[TASK BRIEF] Give the number of lines in the entries below that contain "type". Write nothing besides it.
(MATERIAL FOR THE TASK)
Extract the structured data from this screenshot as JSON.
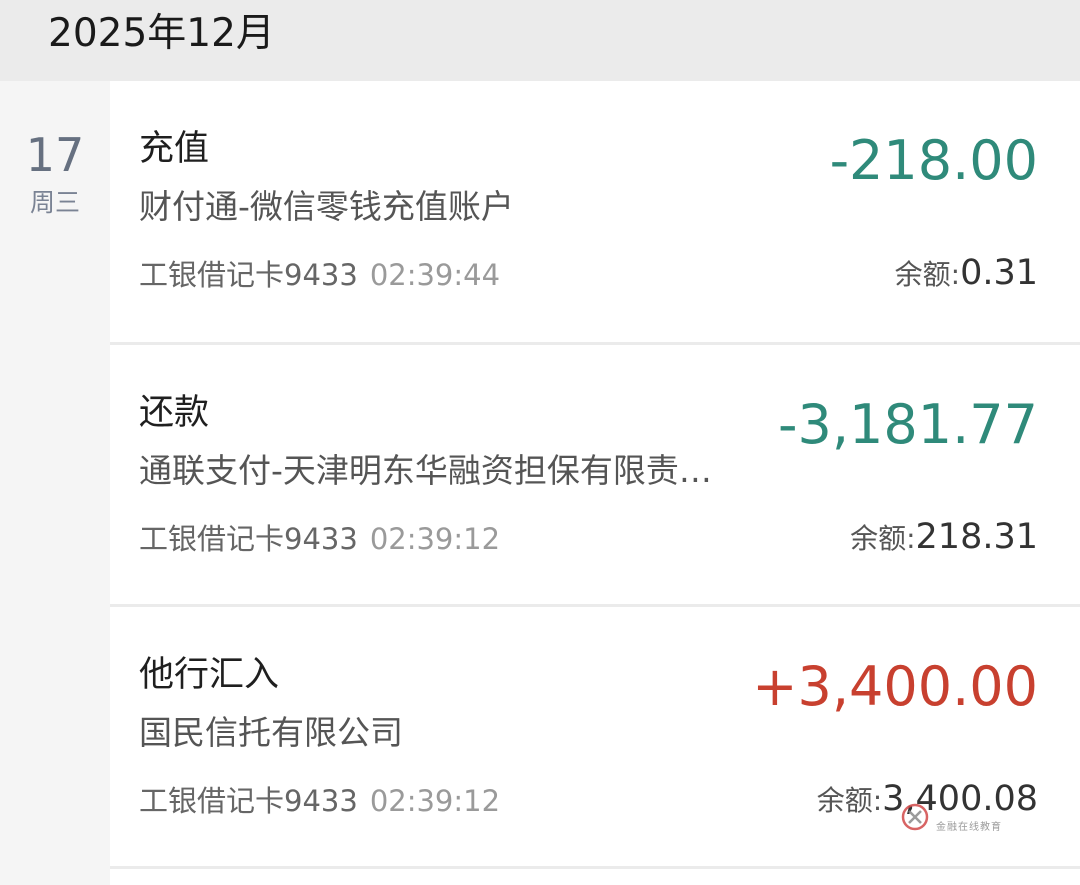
{
  "header": {
    "month": "2025年12月"
  },
  "date_group": {
    "day": "17",
    "weekday": "周三"
  },
  "transactions": [
    {
      "type": "充值",
      "merchant": "财付通-微信零钱充值账户",
      "card": "工银借记卡9433",
      "time": "02:39:44",
      "amount": "-218.00",
      "direction": "out",
      "balance_label": "余额:",
      "balance_value": "0.31"
    },
    {
      "type": "还款",
      "merchant": "通联支付-天津明东华融资担保有限责…",
      "card": "工银借记卡9433",
      "time": "02:39:12",
      "amount": "-3,181.77",
      "direction": "out",
      "balance_label": "余额:",
      "balance_value": "218.31"
    },
    {
      "type": "他行汇入",
      "merchant": "国民信托有限公司",
      "card": "工银借记卡9433",
      "time": "02:39:12",
      "amount": "+3,400.00",
      "direction": "in",
      "balance_label": "余额:",
      "balance_value": "3,400.08"
    }
  ],
  "watermark": {
    "text": "金融在线教育"
  },
  "colors": {
    "expense": "#2f8a7a",
    "income": "#c8402f",
    "header_bg": "#ebebeb",
    "date_col_bg": "#f5f5f5"
  }
}
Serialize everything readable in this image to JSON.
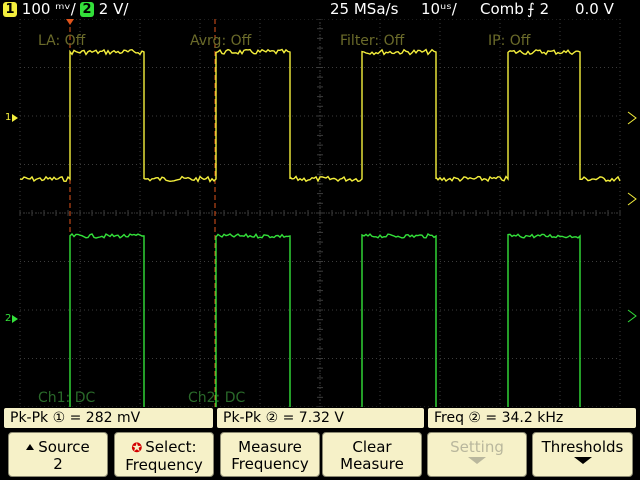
{
  "status": {
    "ch1_num": "1",
    "ch1_scale": "100 ᵐᵛ/",
    "ch2_num": "2",
    "ch2_scale": "2 V/",
    "sample_rate": "25 MSa/s",
    "timebase": "10ᵘˢ/",
    "acq_mode": "Comb",
    "trigger": "⨍ 2",
    "trigger_level": "0.0 V"
  },
  "screen": {
    "overlays": {
      "la": "LA: Off",
      "avg": "Avrg: Off",
      "filter": "Filter: Off",
      "ip": "IP: Off",
      "ch1_coupling": "Ch1: DC",
      "ch2_coupling": "Ch2: DC"
    },
    "markers": {
      "ch1_ground": "1",
      "ch2_ground": "2"
    }
  },
  "measurements": [
    {
      "label": "Pk-Pk ① = 282 mV"
    },
    {
      "label": "Pk-Pk ② =  7.32  V"
    },
    {
      "label": "Freq ② = 34.2 kHz"
    }
  ],
  "softkeys": {
    "source": {
      "line1": "Source",
      "line2": "2"
    },
    "select": {
      "line1": "Select:",
      "line2": "Frequency"
    },
    "measure": {
      "line1": "Measure",
      "line2": "Frequency"
    },
    "clear": {
      "line1": "Clear",
      "line2": "Measure"
    },
    "setting": {
      "line1": "Setting"
    },
    "thresholds": {
      "line1": "Thresholds"
    }
  },
  "colors": {
    "ch1": "#f4ef3d",
    "ch2": "#33e03a",
    "grid": "#3c3c3c",
    "softkey_bg": "#f6f1c8",
    "cursor": "#e0541c"
  }
}
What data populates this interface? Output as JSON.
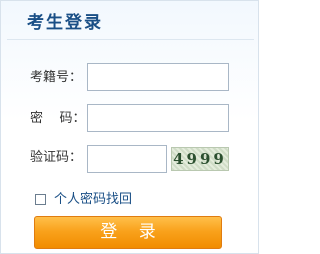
{
  "title": "考生登录",
  "form": {
    "exam_no_label": "考籍号：",
    "exam_no_value": "",
    "password_label": "密    码：",
    "password_value": "",
    "captcha_label": "验证码：",
    "captcha_value": "",
    "captcha_image_text": "4999"
  },
  "remember_label": "个人密码找回",
  "login_button_label": "登 录",
  "colors": {
    "title": "#1a4f86",
    "button": "#f9a21c",
    "link": "#1a4f86"
  }
}
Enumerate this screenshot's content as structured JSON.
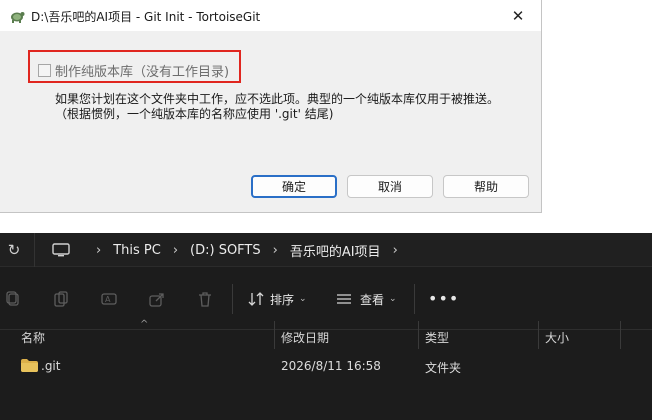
{
  "dialog": {
    "title": "D:\\吾乐吧的AI项目 - Git Init - TortoiseGit",
    "bare_checkbox_label": "制作纯版本库（没有工作目录)",
    "bare_checked": false,
    "hint": "如果您计划在这个文件夹中工作，应不选此项。典型的一个纯版本库仅用于被推送。（根据惯例，一个纯版本库的名称应使用 '.git' 结尾)",
    "buttons": {
      "ok": "确定",
      "cancel": "取消",
      "help": "帮助"
    }
  },
  "explorer": {
    "breadcrumb": [
      "This PC",
      "(D:) SOFTS",
      "吾乐吧的AI项目"
    ],
    "toolbar": {
      "sort_label": "排序",
      "view_label": "查看"
    },
    "columns": {
      "name": "名称",
      "modified": "修改日期",
      "type": "类型",
      "size": "大小"
    },
    "files": [
      {
        "name": ".git",
        "modified": "2026/8/11 16:58",
        "type": "文件夹",
        "size": ""
      }
    ]
  },
  "colors": {
    "highlight_red": "#e0261f",
    "primary_blue": "#2a6fc7",
    "folder_yellow": "#dcb04a"
  }
}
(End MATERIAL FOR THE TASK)
[RESPONSE TO THE EXERCISE] 5